Given the records below, set each one down again exactly as it reads.
:: Records to process ::
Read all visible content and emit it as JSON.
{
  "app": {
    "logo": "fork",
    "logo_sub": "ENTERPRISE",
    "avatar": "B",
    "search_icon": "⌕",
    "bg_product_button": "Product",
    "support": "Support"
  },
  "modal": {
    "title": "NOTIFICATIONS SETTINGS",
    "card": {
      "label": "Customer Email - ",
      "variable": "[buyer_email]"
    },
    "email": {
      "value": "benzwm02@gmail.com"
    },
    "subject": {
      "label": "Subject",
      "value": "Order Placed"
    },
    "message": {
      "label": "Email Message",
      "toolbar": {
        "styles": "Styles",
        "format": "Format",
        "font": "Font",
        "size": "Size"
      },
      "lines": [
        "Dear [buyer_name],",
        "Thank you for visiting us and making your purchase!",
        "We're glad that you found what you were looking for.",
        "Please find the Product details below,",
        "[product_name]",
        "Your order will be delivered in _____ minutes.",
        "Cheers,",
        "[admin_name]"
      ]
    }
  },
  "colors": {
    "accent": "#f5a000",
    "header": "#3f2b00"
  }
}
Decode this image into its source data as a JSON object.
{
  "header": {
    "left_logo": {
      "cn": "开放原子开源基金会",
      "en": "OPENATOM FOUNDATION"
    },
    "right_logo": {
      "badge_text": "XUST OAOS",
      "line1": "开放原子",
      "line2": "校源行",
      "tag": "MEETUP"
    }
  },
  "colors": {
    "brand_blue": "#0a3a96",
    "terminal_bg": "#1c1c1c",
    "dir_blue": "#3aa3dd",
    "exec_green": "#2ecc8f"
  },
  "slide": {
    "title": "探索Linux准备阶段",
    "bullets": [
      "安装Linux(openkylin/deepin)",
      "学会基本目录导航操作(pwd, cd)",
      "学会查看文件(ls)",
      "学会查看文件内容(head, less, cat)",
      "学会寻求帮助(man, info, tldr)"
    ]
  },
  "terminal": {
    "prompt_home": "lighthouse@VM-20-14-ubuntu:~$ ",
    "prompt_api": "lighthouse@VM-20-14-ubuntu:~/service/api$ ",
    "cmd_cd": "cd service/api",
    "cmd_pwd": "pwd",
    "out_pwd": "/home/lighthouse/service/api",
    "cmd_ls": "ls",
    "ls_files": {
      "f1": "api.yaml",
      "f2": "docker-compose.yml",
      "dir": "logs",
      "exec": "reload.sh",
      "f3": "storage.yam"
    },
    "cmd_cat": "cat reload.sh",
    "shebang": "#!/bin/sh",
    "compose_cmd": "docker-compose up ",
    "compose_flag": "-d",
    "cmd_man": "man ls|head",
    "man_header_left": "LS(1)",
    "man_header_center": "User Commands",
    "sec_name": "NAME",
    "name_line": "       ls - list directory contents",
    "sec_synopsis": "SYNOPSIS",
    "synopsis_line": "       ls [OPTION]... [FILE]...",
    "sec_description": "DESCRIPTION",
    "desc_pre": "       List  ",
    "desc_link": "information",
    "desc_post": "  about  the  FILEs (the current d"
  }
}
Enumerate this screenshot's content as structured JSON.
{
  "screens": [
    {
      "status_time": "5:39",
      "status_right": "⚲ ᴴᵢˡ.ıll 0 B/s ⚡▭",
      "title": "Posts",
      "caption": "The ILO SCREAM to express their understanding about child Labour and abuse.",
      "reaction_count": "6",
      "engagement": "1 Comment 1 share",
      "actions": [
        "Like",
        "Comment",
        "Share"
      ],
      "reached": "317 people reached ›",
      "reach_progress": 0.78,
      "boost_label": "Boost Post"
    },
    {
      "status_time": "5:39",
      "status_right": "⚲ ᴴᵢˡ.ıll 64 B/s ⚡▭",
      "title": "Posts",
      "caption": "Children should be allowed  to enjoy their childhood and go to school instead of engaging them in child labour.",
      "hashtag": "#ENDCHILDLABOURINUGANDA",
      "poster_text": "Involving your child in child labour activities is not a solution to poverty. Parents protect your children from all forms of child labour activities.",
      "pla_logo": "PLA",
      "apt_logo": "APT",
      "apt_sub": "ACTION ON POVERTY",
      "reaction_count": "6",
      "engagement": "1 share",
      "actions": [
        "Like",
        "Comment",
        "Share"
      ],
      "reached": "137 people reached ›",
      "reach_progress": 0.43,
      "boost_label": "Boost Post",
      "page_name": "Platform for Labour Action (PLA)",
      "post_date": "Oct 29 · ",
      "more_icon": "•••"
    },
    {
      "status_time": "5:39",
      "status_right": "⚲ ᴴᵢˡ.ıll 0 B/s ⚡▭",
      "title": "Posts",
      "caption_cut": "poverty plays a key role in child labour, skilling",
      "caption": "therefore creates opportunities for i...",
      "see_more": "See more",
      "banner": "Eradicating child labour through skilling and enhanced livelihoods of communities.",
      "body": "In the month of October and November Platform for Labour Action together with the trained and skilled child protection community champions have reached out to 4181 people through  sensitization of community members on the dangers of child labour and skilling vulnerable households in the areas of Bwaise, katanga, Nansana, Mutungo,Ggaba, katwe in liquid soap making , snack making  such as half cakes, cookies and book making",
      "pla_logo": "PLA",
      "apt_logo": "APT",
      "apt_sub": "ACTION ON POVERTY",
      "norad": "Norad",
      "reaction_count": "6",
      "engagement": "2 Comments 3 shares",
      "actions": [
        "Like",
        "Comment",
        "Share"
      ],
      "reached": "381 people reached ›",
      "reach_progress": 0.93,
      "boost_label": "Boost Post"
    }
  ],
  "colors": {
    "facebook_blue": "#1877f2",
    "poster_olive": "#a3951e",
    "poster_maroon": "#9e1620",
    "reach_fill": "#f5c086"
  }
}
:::
(Your response):
Read all visible content and emit it as JSON.
{
  "app": {
    "logo": "fork",
    "logo_sub": "ENTERPRISE",
    "avatar": "B",
    "search_icon": "⌕",
    "bg_product_button": "Product",
    "support": "Support"
  },
  "modal": {
    "title": "NOTIFICATIONS SETTINGS",
    "card": {
      "label": "Customer Email - ",
      "variable": "[buyer_email]"
    },
    "email": {
      "value": "benzwm02@gmail.com"
    },
    "subject": {
      "label": "Subject",
      "value": "Order Placed"
    },
    "message": {
      "label": "Email Message",
      "toolbar": {
        "styles": "Styles",
        "format": "Format",
        "font": "Font",
        "size": "Size"
      },
      "lines": [
        "Dear [buyer_name],",
        "Thank you for visiting us and making your purchase!",
        "We're glad that you found what you were looking for.",
        "Please find the Product details below,",
        "[product_name]",
        "Your order will be delivered in _____ minutes.",
        "Cheers,",
        "[admin_name]"
      ]
    }
  },
  "colors": {
    "accent": "#f5a000",
    "header": "#3f2b00"
  }
}
Decode this image into its source data as a JSON object.
{
  "header": {
    "left_logo": {
      "cn": "开放原子开源基金会",
      "en": "OPENATOM FOUNDATION"
    },
    "right_logo": {
      "badge_text": "XUST OAOS",
      "line1": "开放原子",
      "line2": "校源行",
      "tag": "MEETUP"
    }
  },
  "colors": {
    "brand_blue": "#0a3a96",
    "terminal_bg": "#1c1c1c",
    "dir_blue": "#3aa3dd",
    "exec_green": "#2ecc8f"
  },
  "slide": {
    "title": "探索Linux准备阶段",
    "bullets": [
      "安装Linux(openkylin/deepin)",
      "学会基本目录导航操作(pwd, cd)",
      "学会查看文件(ls)",
      "学会查看文件内容(head, less, cat)",
      "学会寻求帮助(man, info, tldr)"
    ]
  },
  "terminal": {
    "prompt_home": "lighthouse@VM-20-14-ubuntu:~$ ",
    "prompt_api": "lighthouse@VM-20-14-ubuntu:~/service/api$ ",
    "cmd_cd": "cd service/api",
    "cmd_pwd": "pwd",
    "out_pwd": "/home/lighthouse/service/api",
    "cmd_ls": "ls",
    "ls_files": {
      "f1": "api.yaml",
      "f2": "docker-compose.yml",
      "dir": "logs",
      "exec": "reload.sh",
      "f3": "storage.yam"
    },
    "cmd_cat": "cat reload.sh",
    "shebang": "#!/bin/sh",
    "compose_cmd": "docker-compose up ",
    "compose_flag": "-d",
    "cmd_man": "man ls|head",
    "man_header_left": "LS(1)",
    "man_header_center": "User Commands",
    "sec_name": "NAME",
    "name_line": "       ls - list directory contents",
    "sec_synopsis": "SYNOPSIS",
    "synopsis_line": "       ls [OPTION]... [FILE]...",
    "sec_description": "DESCRIPTION",
    "desc_pre": "       List  ",
    "desc_link": "information",
    "desc_post": "  about  the  FILEs (the current d"
  }
}
Enumerate this screenshot's content as structured JSON.
{
  "screens": [
    {
      "status_time": "5:39",
      "status_right": "⚲ ᴴᵢˡ.ıll 0 B/s ⚡▭",
      "title": "Posts",
      "caption": "The ILO SCREAM to express their understanding about child Labour and abuse.",
      "reaction_count": "6",
      "engagement": "1 Comment 1 share",
      "actions": [
        "Like",
        "Comment",
        "Share"
      ],
      "reached": "317 people reached ›",
      "reach_progress": 0.78,
      "boost_label": "Boost Post"
    },
    {
      "status_time": "5:39",
      "status_right": "⚲ ᴴᵢˡ.ıll 64 B/s ⚡▭",
      "title": "Posts",
      "caption": "Children should be allowed  to enjoy their childhood and go to school instead of engaging them in child labour.",
      "hashtag": "#ENDCHILDLABOURINUGANDA",
      "poster_text": "Involving your child in child labour activities is not a solution to poverty. Parents protect your children from all forms of child labour activities.",
      "pla_logo": "PLA",
      "apt_logo": "APT",
      "apt_sub": "ACTION ON POVERTY",
      "reaction_count": "6",
      "engagement": "1 share",
      "actions": [
        "Like",
        "Comment",
        "Share"
      ],
      "reached": "137 people reached ›",
      "reach_progress": 0.43,
      "boost_label": "Boost Post",
      "page_name": "Platform for Labour Action (PLA)",
      "post_date": "Oct 29 · ",
      "more_icon": "•••"
    },
    {
      "status_time": "5:39",
      "status_right": "⚲ ᴴᵢˡ.ıll 0 B/s ⚡▭",
      "title": "Posts",
      "caption_cut": "poverty plays a key role in child labour, skilling",
      "caption": "therefore creates opportunities for i...",
      "see_more": "See more",
      "banner": "Eradicating child labour through skilling and enhanced livelihoods of communities.",
      "body": "In the month of October and November Platform for Labour Action together with the trained and skilled child protection community champions have reached out to 4181 people through  sensitization of community members on the dangers of child labour and skilling vulnerable households in the areas of Bwaise, katanga, Nansana, Mutungo,Ggaba, katwe in liquid soap making , snack making  such as half cakes, cookies and book making",
      "pla_logo": "PLA",
      "apt_logo": "APT",
      "apt_sub": "ACTION ON POVERTY",
      "norad": "Norad",
      "reaction_count": "6",
      "engagement": "2 Comments 3 shares",
      "actions": [
        "Like",
        "Comment",
        "Share"
      ],
      "reached": "381 people reached ›",
      "reach_progress": 0.93,
      "boost_label": "Boost Post"
    }
  ],
  "colors": {
    "facebook_blue": "#1877f2",
    "poster_olive": "#a3951e",
    "poster_maroon": "#9e1620",
    "reach_fill": "#f5c086"
  }
}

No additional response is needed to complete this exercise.